» **Assignment**
Sift the material for lines containing "必要回数のワクチン接種完了", and return them.

» **Raw data**
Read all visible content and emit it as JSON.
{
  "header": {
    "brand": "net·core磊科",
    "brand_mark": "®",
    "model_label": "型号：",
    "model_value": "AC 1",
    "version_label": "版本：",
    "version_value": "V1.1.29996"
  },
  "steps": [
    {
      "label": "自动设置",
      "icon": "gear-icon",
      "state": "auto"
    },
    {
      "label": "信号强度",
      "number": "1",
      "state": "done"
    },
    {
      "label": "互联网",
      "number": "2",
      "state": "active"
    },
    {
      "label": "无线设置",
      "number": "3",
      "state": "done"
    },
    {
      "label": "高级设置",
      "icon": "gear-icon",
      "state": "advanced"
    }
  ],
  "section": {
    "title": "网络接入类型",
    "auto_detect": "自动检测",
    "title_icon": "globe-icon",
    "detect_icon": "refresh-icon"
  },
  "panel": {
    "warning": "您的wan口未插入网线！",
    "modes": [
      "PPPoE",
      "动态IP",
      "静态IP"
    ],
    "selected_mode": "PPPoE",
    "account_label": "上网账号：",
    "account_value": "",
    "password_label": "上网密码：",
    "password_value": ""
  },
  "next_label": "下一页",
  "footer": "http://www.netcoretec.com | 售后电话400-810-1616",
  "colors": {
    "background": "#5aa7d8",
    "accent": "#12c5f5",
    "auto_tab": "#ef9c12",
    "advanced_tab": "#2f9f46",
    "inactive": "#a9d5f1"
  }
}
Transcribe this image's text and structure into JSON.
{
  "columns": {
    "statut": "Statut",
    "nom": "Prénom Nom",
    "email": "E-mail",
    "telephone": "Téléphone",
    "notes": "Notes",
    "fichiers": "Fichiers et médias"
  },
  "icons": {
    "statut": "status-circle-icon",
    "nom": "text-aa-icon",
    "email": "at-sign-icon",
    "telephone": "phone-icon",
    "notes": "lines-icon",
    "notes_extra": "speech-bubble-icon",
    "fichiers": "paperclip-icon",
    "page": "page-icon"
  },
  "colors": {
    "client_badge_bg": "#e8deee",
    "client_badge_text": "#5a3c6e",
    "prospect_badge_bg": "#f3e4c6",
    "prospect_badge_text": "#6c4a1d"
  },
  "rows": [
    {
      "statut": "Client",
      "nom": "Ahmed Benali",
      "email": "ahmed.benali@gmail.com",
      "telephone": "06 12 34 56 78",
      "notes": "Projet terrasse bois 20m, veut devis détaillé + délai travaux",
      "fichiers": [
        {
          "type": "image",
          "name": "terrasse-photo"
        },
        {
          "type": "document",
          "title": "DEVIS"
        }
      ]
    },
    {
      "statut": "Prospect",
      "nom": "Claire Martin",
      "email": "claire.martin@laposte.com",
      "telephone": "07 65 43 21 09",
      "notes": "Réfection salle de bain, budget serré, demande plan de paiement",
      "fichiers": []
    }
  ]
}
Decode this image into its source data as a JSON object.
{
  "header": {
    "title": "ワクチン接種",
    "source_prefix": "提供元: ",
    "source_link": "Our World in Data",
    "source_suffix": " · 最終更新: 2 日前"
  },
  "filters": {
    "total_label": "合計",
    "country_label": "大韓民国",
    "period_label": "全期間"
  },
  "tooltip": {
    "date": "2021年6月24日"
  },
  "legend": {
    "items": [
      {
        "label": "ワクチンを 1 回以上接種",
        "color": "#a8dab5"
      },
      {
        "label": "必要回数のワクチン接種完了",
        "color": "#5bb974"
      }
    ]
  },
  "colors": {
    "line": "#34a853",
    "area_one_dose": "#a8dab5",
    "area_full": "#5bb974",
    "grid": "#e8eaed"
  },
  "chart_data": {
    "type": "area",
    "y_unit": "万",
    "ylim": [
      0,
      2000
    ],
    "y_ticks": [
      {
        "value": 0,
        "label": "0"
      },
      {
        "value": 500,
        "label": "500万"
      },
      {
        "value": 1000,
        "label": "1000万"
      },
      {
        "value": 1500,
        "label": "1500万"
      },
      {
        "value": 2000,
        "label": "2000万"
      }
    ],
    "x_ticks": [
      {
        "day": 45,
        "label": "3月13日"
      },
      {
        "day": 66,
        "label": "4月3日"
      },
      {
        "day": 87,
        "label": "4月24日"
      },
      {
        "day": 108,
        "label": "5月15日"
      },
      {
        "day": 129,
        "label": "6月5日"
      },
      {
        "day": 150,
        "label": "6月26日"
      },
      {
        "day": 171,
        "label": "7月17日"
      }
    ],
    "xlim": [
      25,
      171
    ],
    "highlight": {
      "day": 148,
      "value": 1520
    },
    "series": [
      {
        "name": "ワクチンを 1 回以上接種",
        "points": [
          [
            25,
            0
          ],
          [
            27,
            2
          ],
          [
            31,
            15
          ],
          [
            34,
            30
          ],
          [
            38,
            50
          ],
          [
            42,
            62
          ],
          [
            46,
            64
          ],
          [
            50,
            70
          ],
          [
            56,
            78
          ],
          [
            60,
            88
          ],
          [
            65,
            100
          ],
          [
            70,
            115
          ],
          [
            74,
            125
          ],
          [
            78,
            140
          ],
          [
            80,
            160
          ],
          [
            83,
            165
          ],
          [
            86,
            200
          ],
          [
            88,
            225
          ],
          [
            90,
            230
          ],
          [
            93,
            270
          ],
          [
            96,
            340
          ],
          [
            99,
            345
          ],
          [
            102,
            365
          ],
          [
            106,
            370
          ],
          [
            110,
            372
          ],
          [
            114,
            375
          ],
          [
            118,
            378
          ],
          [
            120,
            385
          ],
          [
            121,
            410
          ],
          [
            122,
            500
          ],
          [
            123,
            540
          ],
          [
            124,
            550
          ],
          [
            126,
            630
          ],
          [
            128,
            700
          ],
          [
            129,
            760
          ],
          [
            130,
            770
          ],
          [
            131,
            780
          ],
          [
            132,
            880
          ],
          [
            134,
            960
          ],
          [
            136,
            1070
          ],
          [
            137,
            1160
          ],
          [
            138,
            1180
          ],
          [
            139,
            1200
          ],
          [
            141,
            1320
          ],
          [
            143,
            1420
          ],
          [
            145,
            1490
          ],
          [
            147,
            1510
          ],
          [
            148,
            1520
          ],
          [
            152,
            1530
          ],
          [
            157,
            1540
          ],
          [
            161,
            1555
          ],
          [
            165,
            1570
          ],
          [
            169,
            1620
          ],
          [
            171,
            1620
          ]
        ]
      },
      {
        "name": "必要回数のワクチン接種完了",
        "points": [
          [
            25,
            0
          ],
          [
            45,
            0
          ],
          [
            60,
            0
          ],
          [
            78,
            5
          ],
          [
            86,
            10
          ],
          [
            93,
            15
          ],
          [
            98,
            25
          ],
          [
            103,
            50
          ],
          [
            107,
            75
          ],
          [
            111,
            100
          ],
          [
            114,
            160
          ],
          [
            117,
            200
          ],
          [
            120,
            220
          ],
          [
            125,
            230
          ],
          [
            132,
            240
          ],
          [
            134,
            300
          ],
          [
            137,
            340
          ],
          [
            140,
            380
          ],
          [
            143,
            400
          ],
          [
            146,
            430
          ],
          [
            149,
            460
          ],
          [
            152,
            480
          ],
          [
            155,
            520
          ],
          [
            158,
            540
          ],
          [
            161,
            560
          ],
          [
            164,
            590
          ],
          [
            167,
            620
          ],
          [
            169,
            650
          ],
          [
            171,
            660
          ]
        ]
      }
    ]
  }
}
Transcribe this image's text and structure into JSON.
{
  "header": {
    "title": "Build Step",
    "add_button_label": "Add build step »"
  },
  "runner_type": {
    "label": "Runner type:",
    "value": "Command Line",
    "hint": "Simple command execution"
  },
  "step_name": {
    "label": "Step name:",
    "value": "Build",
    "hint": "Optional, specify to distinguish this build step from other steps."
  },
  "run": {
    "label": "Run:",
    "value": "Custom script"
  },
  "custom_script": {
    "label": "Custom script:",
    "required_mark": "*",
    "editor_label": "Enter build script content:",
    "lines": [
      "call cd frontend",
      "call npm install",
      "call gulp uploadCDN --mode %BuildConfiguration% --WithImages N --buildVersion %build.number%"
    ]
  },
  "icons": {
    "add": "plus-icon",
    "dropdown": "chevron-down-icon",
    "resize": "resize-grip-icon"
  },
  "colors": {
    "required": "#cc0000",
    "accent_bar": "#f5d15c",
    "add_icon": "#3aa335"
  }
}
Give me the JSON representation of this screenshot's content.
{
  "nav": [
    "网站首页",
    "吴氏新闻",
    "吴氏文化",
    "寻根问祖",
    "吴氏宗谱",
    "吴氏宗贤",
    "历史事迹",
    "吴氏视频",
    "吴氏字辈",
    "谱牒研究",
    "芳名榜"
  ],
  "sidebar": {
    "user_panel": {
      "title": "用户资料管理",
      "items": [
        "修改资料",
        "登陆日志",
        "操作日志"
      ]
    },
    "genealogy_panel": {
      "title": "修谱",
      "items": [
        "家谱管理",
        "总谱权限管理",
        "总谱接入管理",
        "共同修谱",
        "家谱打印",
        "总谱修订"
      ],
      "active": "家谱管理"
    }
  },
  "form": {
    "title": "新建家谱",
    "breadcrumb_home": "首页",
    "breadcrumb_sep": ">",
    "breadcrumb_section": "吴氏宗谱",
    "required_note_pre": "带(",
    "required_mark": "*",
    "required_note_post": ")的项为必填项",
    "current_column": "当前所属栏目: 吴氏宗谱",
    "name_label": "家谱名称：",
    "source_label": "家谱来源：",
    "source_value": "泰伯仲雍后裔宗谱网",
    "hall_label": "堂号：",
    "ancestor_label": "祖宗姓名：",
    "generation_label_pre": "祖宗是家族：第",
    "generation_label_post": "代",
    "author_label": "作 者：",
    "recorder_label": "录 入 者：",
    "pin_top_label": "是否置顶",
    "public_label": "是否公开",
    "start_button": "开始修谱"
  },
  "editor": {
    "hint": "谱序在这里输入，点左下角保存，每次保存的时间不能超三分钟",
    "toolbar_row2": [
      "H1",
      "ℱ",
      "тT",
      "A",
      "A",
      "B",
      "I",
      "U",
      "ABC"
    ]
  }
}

» **Answer to this problem**
        "label": "必要回数のワクチン接種完了",
        "name": "必要回数のワクチン接種完了",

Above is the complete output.